##### SOURCE DATA #####
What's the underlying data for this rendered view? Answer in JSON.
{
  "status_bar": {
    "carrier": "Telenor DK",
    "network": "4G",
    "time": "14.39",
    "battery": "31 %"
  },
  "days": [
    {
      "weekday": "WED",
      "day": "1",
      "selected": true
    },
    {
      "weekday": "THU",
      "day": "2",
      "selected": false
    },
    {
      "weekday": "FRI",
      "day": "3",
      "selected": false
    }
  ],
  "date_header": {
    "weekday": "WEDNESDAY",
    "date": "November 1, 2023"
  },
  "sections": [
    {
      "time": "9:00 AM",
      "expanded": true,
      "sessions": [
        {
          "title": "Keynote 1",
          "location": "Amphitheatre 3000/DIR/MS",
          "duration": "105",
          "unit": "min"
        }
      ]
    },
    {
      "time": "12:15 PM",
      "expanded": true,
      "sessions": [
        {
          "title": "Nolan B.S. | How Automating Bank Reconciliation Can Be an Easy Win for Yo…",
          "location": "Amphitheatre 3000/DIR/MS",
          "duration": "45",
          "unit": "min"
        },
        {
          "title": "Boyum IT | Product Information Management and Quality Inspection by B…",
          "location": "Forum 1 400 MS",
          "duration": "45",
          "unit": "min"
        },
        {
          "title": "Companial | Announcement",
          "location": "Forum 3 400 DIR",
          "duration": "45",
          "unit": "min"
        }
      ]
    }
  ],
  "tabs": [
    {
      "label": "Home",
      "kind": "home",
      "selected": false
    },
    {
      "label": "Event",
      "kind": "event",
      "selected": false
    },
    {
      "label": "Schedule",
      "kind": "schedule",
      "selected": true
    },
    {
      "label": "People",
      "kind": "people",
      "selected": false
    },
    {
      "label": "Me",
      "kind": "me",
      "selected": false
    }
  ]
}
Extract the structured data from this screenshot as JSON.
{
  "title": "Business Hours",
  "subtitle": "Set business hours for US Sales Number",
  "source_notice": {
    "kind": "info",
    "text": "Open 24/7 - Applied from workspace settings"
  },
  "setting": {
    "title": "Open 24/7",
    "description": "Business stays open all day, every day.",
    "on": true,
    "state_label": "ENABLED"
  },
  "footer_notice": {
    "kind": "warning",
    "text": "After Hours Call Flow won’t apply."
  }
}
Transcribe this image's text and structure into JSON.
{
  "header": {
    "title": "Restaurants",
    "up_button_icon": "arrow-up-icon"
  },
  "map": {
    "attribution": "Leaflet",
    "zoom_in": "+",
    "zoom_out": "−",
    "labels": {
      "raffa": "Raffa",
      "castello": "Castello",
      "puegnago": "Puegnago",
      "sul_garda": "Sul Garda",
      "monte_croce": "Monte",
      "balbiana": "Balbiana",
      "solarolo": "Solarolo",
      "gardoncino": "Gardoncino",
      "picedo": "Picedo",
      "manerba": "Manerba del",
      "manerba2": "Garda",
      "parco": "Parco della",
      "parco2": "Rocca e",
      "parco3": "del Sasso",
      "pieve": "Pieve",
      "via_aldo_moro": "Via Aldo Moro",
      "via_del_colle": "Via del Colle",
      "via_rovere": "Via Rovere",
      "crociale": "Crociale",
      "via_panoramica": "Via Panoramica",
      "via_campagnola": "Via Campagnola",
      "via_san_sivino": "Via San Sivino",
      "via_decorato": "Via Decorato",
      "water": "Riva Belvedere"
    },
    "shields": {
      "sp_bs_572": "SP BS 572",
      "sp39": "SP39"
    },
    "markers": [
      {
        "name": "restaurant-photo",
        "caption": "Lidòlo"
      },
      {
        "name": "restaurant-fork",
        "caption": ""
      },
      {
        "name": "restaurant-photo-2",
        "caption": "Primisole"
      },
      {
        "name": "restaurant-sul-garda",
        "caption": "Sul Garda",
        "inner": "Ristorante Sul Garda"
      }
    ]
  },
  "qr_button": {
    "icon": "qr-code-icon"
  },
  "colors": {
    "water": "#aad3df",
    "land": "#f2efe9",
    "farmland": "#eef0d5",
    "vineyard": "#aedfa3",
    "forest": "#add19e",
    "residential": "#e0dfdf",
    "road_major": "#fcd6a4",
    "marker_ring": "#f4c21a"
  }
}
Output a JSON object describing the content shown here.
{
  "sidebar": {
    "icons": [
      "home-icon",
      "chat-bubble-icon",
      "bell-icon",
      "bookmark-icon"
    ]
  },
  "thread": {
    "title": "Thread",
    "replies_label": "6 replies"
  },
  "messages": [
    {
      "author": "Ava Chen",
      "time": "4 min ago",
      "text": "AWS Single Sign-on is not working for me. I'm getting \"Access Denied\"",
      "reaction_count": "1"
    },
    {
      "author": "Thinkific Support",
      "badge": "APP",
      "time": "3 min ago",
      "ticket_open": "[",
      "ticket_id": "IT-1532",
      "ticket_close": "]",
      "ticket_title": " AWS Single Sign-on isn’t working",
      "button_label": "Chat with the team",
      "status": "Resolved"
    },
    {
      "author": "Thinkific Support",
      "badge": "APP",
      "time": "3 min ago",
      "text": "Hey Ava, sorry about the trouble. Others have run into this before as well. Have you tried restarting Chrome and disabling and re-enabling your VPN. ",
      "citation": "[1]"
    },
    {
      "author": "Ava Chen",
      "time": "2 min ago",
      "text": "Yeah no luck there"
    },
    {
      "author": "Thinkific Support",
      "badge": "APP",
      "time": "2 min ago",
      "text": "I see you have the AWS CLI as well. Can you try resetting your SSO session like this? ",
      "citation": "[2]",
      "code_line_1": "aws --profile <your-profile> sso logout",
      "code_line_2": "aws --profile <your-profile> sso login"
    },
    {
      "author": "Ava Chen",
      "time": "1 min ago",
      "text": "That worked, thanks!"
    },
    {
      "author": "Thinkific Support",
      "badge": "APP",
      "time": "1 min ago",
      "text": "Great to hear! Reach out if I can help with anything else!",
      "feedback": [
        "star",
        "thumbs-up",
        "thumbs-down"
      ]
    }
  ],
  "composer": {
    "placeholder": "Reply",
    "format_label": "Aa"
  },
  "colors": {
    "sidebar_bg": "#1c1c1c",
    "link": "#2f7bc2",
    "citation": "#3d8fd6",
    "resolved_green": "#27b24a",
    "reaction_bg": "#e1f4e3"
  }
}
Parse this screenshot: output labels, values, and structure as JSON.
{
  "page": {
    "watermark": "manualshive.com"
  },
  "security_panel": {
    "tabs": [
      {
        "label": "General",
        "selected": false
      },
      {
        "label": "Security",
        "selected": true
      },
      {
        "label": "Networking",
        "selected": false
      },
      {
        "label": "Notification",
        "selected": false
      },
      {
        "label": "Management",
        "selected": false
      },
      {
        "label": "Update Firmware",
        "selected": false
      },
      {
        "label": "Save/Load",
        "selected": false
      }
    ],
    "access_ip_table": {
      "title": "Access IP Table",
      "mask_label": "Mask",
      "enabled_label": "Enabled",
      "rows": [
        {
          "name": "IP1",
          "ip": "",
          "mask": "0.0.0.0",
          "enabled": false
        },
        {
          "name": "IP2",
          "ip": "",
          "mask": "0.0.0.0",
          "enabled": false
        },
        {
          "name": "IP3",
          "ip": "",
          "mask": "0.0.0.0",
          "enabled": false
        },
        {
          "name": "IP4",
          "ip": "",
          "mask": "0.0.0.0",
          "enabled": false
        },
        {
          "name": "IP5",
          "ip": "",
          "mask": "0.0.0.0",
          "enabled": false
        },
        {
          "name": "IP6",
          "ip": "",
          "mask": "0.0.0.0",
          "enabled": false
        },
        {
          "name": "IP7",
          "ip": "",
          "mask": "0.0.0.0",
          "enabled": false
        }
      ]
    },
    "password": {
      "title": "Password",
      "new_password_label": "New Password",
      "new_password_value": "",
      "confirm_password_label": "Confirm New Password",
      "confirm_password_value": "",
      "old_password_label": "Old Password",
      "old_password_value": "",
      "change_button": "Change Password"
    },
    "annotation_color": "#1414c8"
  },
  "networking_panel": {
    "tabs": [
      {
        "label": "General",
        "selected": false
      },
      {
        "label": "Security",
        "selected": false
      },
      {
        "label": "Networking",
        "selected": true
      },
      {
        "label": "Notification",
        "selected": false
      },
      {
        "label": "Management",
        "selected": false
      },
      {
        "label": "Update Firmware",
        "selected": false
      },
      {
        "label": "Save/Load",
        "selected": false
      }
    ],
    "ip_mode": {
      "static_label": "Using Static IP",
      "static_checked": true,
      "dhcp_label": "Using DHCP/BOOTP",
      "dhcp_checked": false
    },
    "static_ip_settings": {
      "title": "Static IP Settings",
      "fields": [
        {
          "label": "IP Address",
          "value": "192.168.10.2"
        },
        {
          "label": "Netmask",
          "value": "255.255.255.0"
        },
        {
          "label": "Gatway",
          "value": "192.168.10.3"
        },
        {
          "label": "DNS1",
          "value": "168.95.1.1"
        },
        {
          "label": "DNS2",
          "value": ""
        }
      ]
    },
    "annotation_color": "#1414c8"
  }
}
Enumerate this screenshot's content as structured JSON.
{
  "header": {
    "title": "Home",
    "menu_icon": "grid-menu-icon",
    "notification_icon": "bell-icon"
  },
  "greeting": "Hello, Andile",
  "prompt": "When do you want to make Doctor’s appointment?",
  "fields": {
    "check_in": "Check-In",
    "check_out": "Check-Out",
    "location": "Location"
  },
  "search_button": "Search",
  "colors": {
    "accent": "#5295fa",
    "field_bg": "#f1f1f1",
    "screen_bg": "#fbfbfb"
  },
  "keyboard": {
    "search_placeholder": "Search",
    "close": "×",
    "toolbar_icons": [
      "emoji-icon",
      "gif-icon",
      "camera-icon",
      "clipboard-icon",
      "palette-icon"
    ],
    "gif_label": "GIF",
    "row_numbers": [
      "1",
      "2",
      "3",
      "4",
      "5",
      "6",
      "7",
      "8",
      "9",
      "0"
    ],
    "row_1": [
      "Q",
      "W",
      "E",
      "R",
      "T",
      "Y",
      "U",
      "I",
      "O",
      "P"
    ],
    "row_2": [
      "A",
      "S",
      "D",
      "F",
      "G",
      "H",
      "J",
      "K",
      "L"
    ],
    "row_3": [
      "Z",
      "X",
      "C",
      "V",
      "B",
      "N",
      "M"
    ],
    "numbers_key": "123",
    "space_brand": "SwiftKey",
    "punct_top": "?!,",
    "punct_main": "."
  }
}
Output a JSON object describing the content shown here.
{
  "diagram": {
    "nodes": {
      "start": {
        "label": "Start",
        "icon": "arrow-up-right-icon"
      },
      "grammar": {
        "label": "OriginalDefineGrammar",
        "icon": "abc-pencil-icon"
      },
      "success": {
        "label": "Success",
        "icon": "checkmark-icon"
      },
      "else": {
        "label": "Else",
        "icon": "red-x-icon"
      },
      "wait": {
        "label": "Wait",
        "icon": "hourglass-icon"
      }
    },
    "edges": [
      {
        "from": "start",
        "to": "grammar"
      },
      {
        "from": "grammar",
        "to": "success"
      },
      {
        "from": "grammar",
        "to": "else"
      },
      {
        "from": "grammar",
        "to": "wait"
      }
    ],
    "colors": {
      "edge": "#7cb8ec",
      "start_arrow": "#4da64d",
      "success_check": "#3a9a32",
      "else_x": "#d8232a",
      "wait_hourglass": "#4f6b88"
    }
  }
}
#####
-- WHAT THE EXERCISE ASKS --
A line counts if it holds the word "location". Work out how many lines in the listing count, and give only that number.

-- ANSWER TO THE PROBLEM --
5